An Act of Suppression
(for William Wantling)
Dragging a sorry-ass body to the studio
riddled with pain
I see there up ahead a Yellow Tiger-Swallowtail
flopping around on the pavement
like something convulsing
or someone improvising
or a body working through a choreography.
I know this isn’t normal
I am intimate with this poet-butterfly – it has made me aware
as I bend down and unfold the massive flopping wings
I see there the Bald-faced Hornet
beautiful and black terrible and white
clutching the body with its
desperate and powerful and elegant embrace
locked in the same brutal struggle,
And I know this
don’t do it
who knows which animal is more rare?
who knows what is beauty really and what is life
and what is death?
but I can’t help it
I am exhausted and riddled with pain
I pry them apart
and feel better
watching them fly off
in opposed direction.
The gaggle of kids burst out the door
and flush the hummingbird from the feeder smack into the glass.
I lift the small bird from its awkward contortion on the concrete stoop
into the palm of my hand
and breath again because it lived.
I smooth the feathers.
The little bird straightens out
blinks its tiny eyes and struggles a bit to breath.
I dribble some sugar water in my palm since I had read somewhere
that it is possible to starve again in flight.
And I wait there with it
this bird this poet this perfect work of art
whispering and humming because it makes me feel fine.
Until suddenly, miraculously it bursts from my palm!
Ohhh… look at that! sweetheart look at that! It’s fine it’s fine!
The kids gather together close the little girl squeals
up there the bird the bird look!
settling in the cedar
fluttering its wings
and then off! into the Honey Suckle to feed.
She will always be powerful.
Small girl with these runes
tattooed up and down her arms her legs.
Life’s flame humming
iridescent purple gorget feathers
around that being.
See here she hovers
over the mirror-shine of Cloud Lake’s gloaming

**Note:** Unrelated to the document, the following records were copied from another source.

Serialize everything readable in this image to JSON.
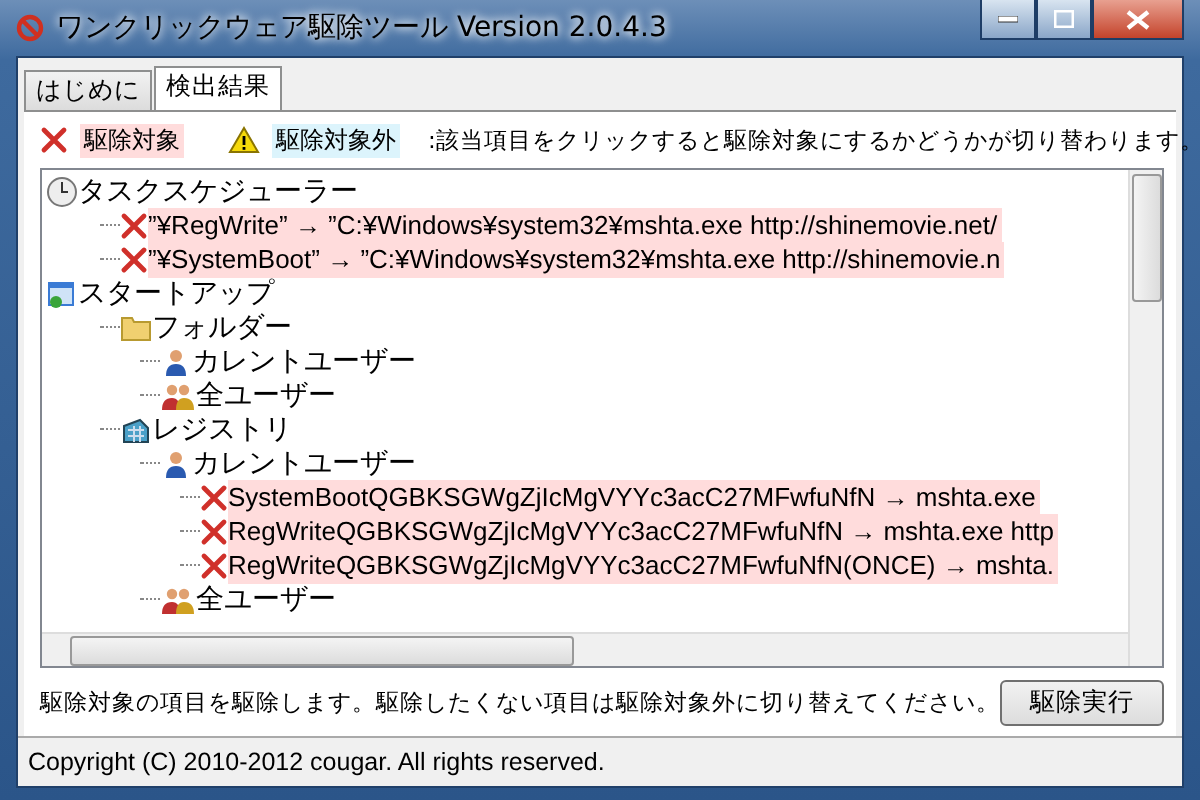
{
  "window": {
    "title": "ワンクリックウェア駆除ツール  Version 2.0.4.3"
  },
  "tabs": [
    {
      "label": "はじめに",
      "selected": false
    },
    {
      "label": "検出結果",
      "selected": true
    }
  ],
  "legend": {
    "target_label": "駆除対象",
    "excluded_label": "駆除対象外",
    "hint": ":該当項目をクリックすると駆除対象にするかどうかが切り替わります。"
  },
  "tree": [
    {
      "kind": "clock",
      "label": "タスクスケジューラー",
      "children": [
        {
          "kind": "entry",
          "target": true,
          "label": "”¥RegWrite” → ”C:¥Windows¥system32¥mshta.exe http://shinemovie.net/"
        },
        {
          "kind": "entry",
          "target": true,
          "label": "”¥SystemBoot” → ”C:¥Windows¥system32¥mshta.exe http://shinemovie.n"
        }
      ]
    },
    {
      "kind": "startup",
      "label": "スタートアップ",
      "children": [
        {
          "kind": "folder",
          "label": "フォルダー",
          "children": [
            {
              "kind": "user",
              "label": "カレントユーザー"
            },
            {
              "kind": "users",
              "label": "全ユーザー"
            }
          ]
        },
        {
          "kind": "registry",
          "label": "レジストリ",
          "children": [
            {
              "kind": "user",
              "label": "カレントユーザー",
              "children": [
                {
                  "kind": "entry",
                  "target": true,
                  "label": "SystemBootQGBKSGWgZjIcMgVYYc3acC27MFwfuNfN → mshta.exe"
                },
                {
                  "kind": "entry",
                  "target": true,
                  "label": "RegWriteQGBKSGWgZjIcMgVYYc3acC27MFwfuNfN → mshta.exe http"
                },
                {
                  "kind": "entry",
                  "target": true,
                  "label": "RegWriteQGBKSGWgZjIcMgVYYc3acC27MFwfuNfN(ONCE) → mshta."
                }
              ]
            },
            {
              "kind": "users",
              "label": "全ユーザー"
            }
          ]
        }
      ]
    }
  ],
  "footer": {
    "message": "駆除対象の項目を駆除します。駆除したくない項目は駆除対象外に切り替えてください。",
    "button": "駆除実行"
  },
  "status_bar": {
    "text": "Copyright (C) 2010-2012 cougar. All rights reserved."
  }
}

delicate composite of delight
While we all suspect she has departed
as the storm still traverses that ridge
see there I will always be powerful

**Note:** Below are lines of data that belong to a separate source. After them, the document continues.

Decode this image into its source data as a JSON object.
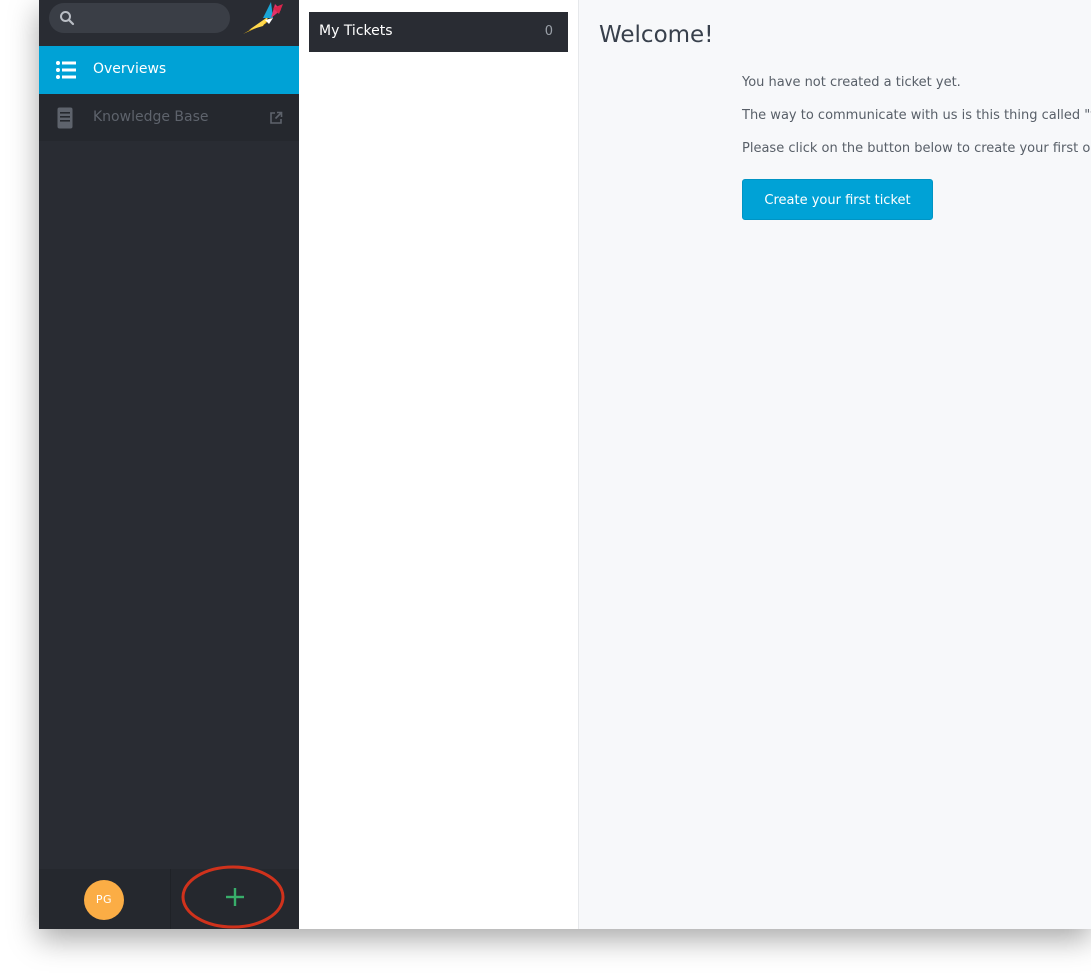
{
  "search": {
    "placeholder": ""
  },
  "nav": {
    "overviews_label": "Overviews",
    "knowledge_base_label": "Knowledge Base"
  },
  "user": {
    "initials": "PG"
  },
  "overviews": [
    {
      "label": "My Tickets",
      "count": "0"
    }
  ],
  "main": {
    "title": "Welcome!",
    "lines": [
      "You have not created a ticket yet.",
      "The way to communicate with us is this thing called \"ticket\".",
      "Please click on the button below to create your first one."
    ],
    "create_button_label": "Create your first ticket"
  },
  "colors": {
    "accent": "#00a2d6",
    "sidebar_bg": "#292c33",
    "avatar_bg": "#fbad45",
    "new_button_plus": "#38ae6a",
    "highlight": "#d0321c"
  },
  "icons": {
    "search": "search-icon",
    "logo": "app-logo-icon",
    "overviews": "list-icon",
    "knowledge_base": "book-icon",
    "external": "external-link-icon",
    "new": "plus-icon"
  }
}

small flyer beats back turbulence
dissipates our torment.
These poems are from Henry Stanton’s collection, Pain Rubble, published Holy & Intoxicated Press. Henry Stanton’s fiction, poetry and paintings appear in 2River, The A3 Review, Alien Buddha Press, Analog Submission Press, Avatar, The Baltimore

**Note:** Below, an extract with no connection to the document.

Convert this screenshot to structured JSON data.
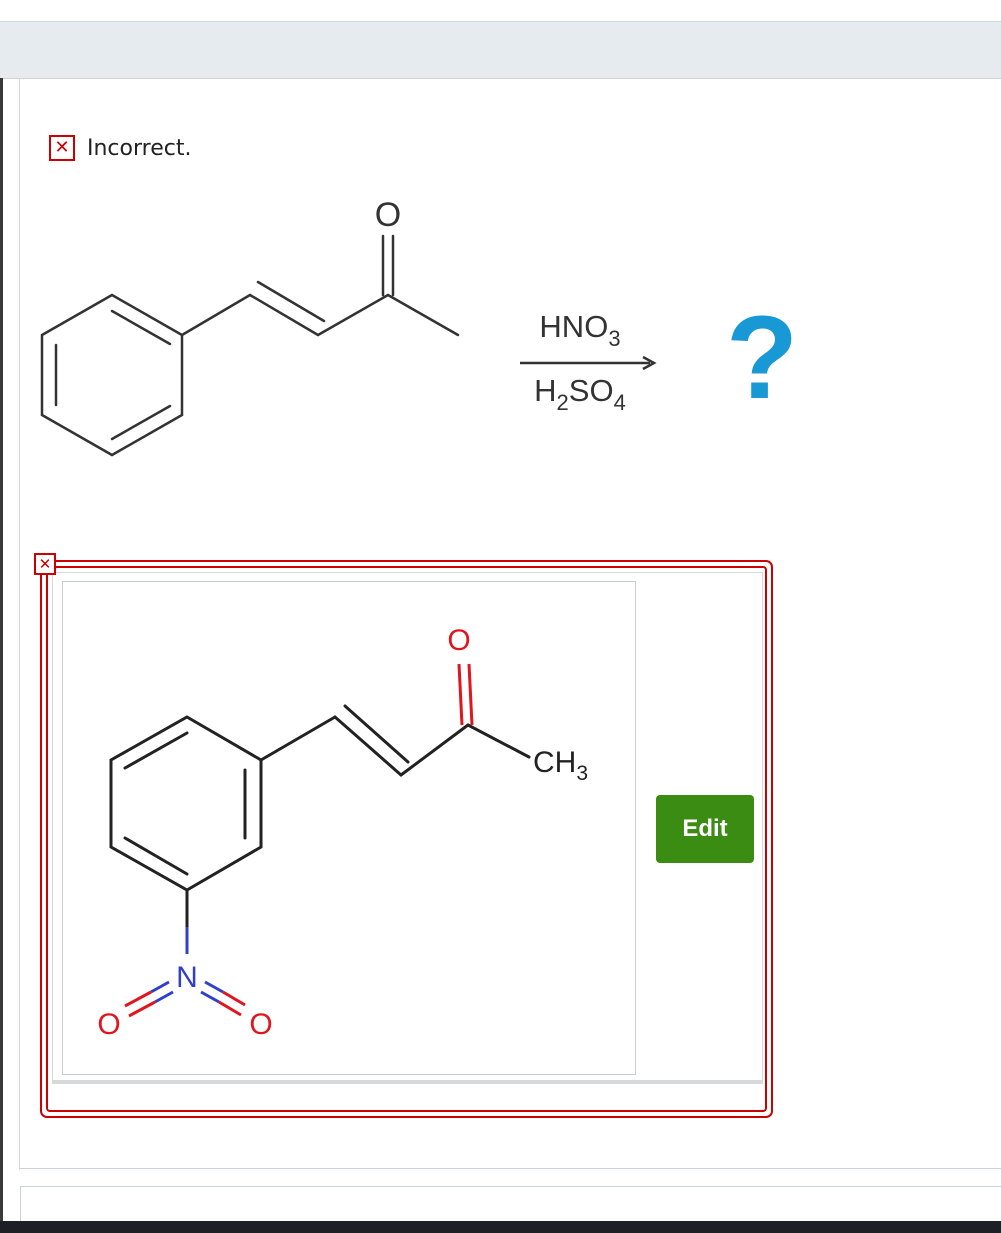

City Paper, The Baltimore Sun Magazine, Black Petal Press, Cathexis
Northwest Press, Chicago Record, Down in The Dirt, High Shelf Press, Holy &
Intoxicated Press, Kestrel, North of Oxford, Outlaw Poetry, Paper & Ink
Zine, The Paragon Press, PCC Inscape, Pindeldyboz, Ramingo!, Rust Belt
Press, Rusty Truck, Salt & Syntax, SmokeLong Quarterly, Under The Bleachers,
The William and Mary Review, Word Riot, The Write Launch and Yellow Mama,
among other publications. His book of Short Stories, River of Sleep and
Dreams, is due to be published by Alien Buddha Press in 2019. His book of
poems, The Man Who Turned Stuff Off, is being published by Holy &
Intoxicated Press in June 2019.
His poetry was selected for the A3 Review Poetry Prize and was shortlisted
for the Eyewear 9th Fortnight Prize for Poetry. His fiction received an
Honourable Mention acceptance for the Salt & Syntax Fiction Contest and was
selected as a finalist for the Pen 2 Paper Annual Writing Contest.
A selection of Henry Stanton’s paintings, published fiction and poetry can be viewed at the following website. Henry is the Publisher of Uncollected Press and the Founding & Managing Editor of The Raw Art Review. Check out more of Henry’s poetry on Soundcloud.